That said, on the positive side, I was able to really learn at my own pace as I wasn't in any situation where I was measuring myself against people in the cohort. And I didn't need to worry about teammates not pulling their weight – something I've always seen in group assignments and, to be honest, I was dreading when I started the program.
(5) Was it worth it?
Yes, but I define that differently. For me, the only cost of this was my time. I had to commit to this program for a year with very little idea of how it worked. However, if I think back, I don't recall any time when this commitment got in the way of my day to day. And I do recall several moments when I felt like I learned something that I probably would not have gained competency in otherwise.
For those reading this and trying to make a decision, I’d recommend thinking about your own goals and whether this program will help you get there. If you are in my boat — definitely not going to be able to make a conventional program work and already have a fair amount of career experience —
Smartly Quantic is a great supplemental learning opportunity and worth considering.

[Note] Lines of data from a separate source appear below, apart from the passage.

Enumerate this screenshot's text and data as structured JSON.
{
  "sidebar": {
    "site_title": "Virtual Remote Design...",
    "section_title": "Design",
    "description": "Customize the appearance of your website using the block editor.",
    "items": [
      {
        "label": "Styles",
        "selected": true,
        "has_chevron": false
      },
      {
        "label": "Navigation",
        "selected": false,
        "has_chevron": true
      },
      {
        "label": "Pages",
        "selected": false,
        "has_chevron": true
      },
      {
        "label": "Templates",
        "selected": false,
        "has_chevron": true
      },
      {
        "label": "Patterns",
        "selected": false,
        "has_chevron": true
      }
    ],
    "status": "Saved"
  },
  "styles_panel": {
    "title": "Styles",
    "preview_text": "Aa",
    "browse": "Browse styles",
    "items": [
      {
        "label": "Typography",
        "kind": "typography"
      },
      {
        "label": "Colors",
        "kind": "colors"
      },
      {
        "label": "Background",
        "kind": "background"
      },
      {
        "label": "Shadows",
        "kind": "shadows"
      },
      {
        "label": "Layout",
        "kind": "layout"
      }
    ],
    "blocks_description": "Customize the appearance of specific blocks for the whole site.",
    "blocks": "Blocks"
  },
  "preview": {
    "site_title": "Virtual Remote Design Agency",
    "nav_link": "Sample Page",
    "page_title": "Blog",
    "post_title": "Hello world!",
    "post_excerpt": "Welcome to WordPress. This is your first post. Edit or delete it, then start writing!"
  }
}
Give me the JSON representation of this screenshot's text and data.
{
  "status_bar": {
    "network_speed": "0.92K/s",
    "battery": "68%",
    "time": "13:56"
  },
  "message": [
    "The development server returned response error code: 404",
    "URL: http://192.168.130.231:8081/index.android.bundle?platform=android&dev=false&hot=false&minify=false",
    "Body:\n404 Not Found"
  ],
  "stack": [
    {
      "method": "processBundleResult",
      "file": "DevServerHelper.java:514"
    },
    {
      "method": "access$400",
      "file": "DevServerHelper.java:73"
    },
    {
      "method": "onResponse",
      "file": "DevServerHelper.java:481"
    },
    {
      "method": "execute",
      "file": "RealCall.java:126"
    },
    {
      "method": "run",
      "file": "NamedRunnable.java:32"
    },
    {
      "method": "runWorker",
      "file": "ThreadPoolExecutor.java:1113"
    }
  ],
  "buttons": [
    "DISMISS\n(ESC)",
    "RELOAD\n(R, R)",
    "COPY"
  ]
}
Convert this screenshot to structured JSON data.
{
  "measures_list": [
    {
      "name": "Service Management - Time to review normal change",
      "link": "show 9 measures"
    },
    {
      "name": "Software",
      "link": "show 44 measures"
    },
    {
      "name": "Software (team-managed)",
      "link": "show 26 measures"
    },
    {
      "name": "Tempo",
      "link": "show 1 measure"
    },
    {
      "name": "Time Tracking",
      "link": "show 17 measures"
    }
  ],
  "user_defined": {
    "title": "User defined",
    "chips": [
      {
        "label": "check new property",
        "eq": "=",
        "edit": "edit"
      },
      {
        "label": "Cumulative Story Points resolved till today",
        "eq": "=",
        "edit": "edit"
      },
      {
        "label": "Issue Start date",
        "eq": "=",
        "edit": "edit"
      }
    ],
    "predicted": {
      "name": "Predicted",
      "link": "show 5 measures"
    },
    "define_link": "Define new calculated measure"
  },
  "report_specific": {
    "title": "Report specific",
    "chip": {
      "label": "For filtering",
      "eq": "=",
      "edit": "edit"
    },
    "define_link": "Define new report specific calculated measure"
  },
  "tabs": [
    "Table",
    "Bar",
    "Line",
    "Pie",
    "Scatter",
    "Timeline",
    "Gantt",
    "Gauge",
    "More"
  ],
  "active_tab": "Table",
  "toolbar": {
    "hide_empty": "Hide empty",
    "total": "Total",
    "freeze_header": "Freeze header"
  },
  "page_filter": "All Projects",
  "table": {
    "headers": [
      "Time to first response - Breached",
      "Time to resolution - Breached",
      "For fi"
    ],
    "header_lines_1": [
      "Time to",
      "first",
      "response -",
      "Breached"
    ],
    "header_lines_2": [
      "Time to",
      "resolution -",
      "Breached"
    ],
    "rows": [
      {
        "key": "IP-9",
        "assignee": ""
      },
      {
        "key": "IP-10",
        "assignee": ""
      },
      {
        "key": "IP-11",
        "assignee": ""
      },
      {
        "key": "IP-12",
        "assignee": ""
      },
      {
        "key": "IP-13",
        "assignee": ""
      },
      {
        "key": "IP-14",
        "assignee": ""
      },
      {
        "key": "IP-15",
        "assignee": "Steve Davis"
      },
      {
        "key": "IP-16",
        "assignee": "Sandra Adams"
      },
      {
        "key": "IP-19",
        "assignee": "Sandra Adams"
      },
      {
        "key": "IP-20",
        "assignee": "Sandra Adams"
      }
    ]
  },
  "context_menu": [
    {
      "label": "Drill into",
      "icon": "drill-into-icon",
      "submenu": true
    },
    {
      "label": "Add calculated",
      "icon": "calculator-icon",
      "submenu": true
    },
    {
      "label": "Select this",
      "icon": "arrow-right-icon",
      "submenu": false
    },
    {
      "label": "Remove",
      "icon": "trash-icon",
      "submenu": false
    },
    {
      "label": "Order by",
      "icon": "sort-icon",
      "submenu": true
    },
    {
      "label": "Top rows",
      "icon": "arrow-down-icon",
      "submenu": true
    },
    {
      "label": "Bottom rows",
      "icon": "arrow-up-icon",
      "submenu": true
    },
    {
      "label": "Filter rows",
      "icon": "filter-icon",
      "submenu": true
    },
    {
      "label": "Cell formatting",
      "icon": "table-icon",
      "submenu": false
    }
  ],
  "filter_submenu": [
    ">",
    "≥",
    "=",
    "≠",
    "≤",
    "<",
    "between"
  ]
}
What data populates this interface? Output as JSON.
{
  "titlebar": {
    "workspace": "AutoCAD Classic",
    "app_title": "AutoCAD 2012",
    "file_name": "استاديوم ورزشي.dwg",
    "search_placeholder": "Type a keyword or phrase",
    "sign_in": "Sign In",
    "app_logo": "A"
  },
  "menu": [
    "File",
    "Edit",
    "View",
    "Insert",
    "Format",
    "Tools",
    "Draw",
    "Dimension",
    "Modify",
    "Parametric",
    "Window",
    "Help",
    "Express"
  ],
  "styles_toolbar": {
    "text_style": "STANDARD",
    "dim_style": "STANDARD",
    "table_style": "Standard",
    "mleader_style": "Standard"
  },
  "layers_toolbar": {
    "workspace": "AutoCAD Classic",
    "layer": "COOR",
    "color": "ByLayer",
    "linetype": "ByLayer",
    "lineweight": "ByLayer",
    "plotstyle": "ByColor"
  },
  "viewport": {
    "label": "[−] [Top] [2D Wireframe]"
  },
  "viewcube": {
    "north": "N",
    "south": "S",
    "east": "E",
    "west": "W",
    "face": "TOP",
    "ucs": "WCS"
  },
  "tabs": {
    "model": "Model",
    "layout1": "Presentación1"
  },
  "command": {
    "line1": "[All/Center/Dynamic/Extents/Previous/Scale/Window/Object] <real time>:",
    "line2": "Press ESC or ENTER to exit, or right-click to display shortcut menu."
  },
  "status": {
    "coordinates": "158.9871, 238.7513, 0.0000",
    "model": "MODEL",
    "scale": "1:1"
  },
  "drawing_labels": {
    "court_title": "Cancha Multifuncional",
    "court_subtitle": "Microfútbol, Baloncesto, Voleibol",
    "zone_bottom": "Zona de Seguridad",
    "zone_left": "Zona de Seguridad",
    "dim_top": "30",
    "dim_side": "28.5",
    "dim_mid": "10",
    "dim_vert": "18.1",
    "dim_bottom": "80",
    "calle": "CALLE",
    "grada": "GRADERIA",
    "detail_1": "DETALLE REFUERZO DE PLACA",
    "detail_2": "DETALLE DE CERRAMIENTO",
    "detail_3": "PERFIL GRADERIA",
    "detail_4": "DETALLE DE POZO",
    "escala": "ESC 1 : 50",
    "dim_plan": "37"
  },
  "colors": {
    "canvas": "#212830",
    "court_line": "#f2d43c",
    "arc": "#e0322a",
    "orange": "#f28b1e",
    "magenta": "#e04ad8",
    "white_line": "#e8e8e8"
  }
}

Note of edits: In 2020, Smartly announced it was changing its name to the Quantic School of Business and Technology and, in February 2020, Quantic was granted accreditation by the Distance Education Accrediting Commission (DEAC). The team at Quantic has communicated that the DEAC "is listed by the US Department of Education as a recognized accrediting agency and is recognized by the Council for Higher Education Accreditation (CHEA)." And I independently confirmed that is true; upon visiting the DEAC's website, I found the DEAC.org's handbook where they cite that organizations requesting accreditation must "[demonstrate] that its name is free from any association with any activity … such as illegal actions, unethical conduct, or abuse of consumers." Given the concerns that come with for-profit education, I think this is useful information to disclose for those seriously considering this program against others.